|Title||Determinants of financial worry and rumination|
|Author(s)||Bruijn, Ernst Jan de; Antonides, Gerrit|
|Source||Journal of Economic Psychology 76 (2020). - ISSN 0167-4870|
|Publication type||Refereed Article in a scientific journal|
|Keyword(s)||Bi-factor - Determinants - Financial worry and rumination - Mediation - Structural equation modeling|

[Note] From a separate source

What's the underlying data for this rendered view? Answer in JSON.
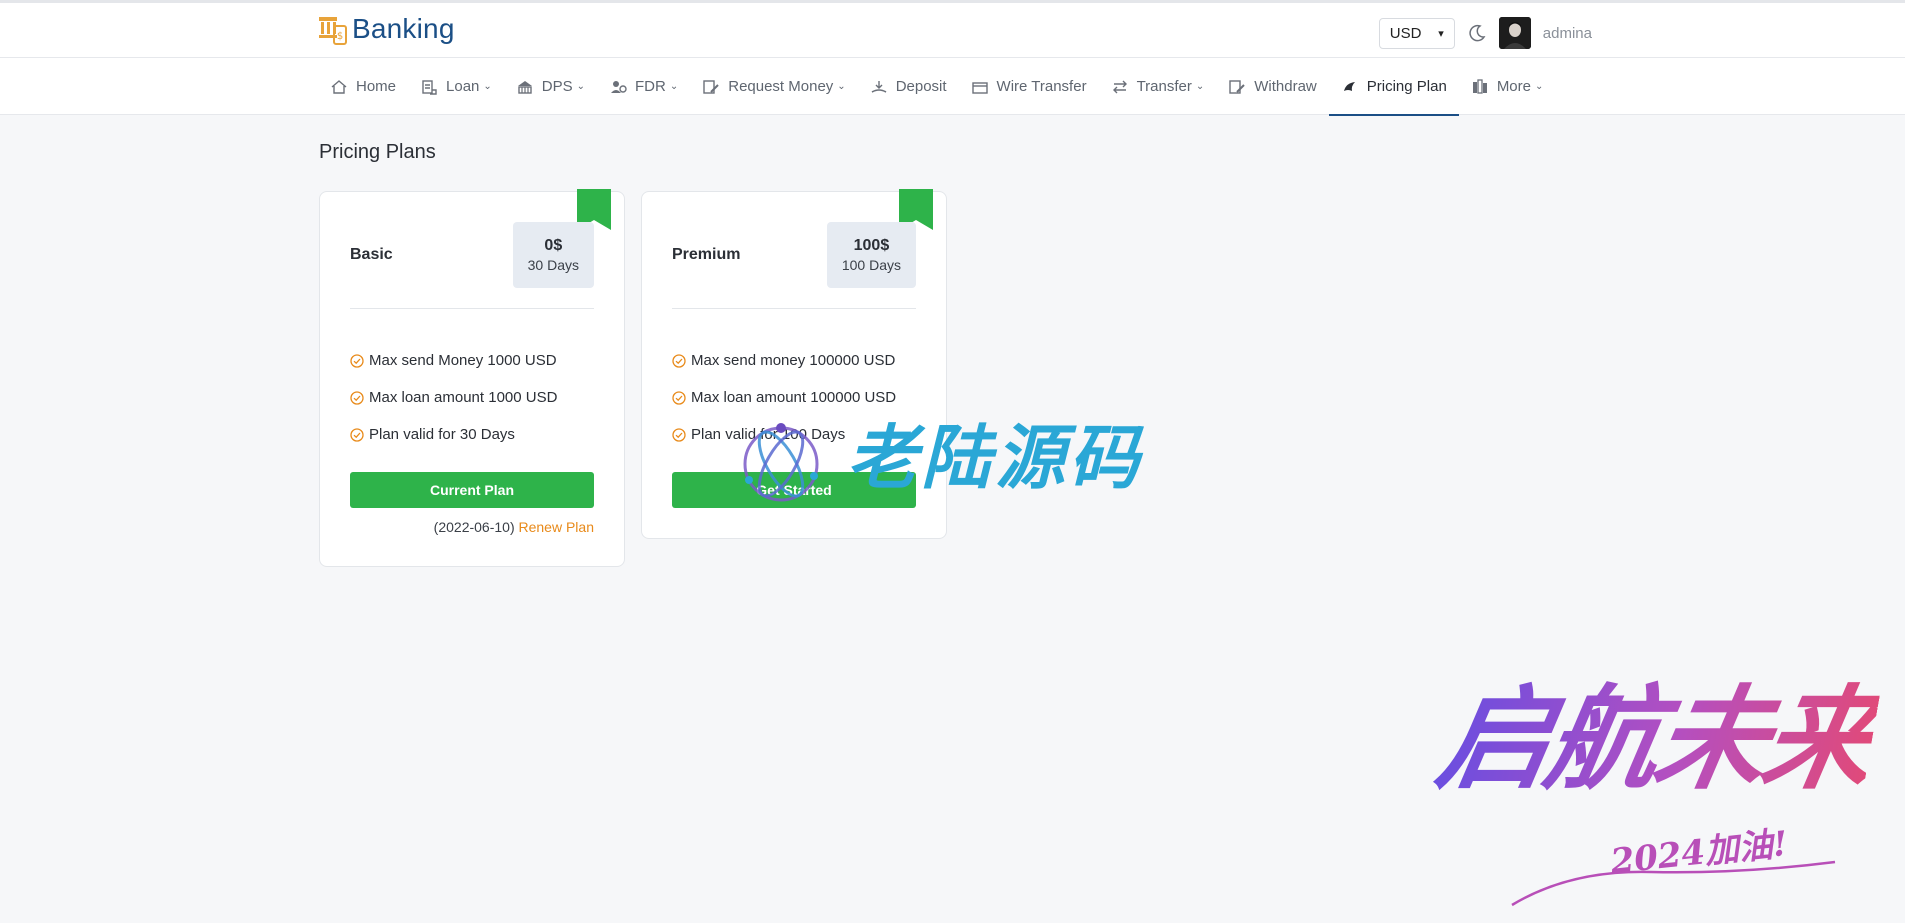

Significant parts of populations in developed countries frequently worry and ruminate about their finances. Financial worry and rumination can have serious psychological consequences, resulting in lower psychological well-being, mental-health problems, and impaired cognitive functioning. The literature lacks studies investigating the socio-demographic antecedents of and the financial processes underlying financial worry and rumination. The purpose of our study was to investigate the socio-demographic and financial antecedents of financial worry and rumination (FWR) and the financial factors mediating these relationships. We collected online self-administered survey data from a sample of the Dutch population (N = 1040). Using confirmatory factor analysis, we found that a bifactor model, including a strong and reliable general factor, provided the best explanation of the structure underlying FWR. We developed a parallel mediation model and investigated its structural relationships using structural equation modeling. After controlling for multiple hypotheses testing, our results show that income, past positive changes in one's finances, and age are negatively related to FWR. We found no support for education level and only weak support for expected changes in one's finances as antecedents. Furthermore, the explained variance in FWR substantially improved after adding the mediators of making ends meet, financial buffer, and perceived debts. Among these mediators, making ends meet played a key role explaining respectively half and two-thirds of the total effects of income and past changes in one's finances on FWR. These results were robust under several specifications and were generalizable to the Dutch population. We discuss the implications of our results for future research and government policy.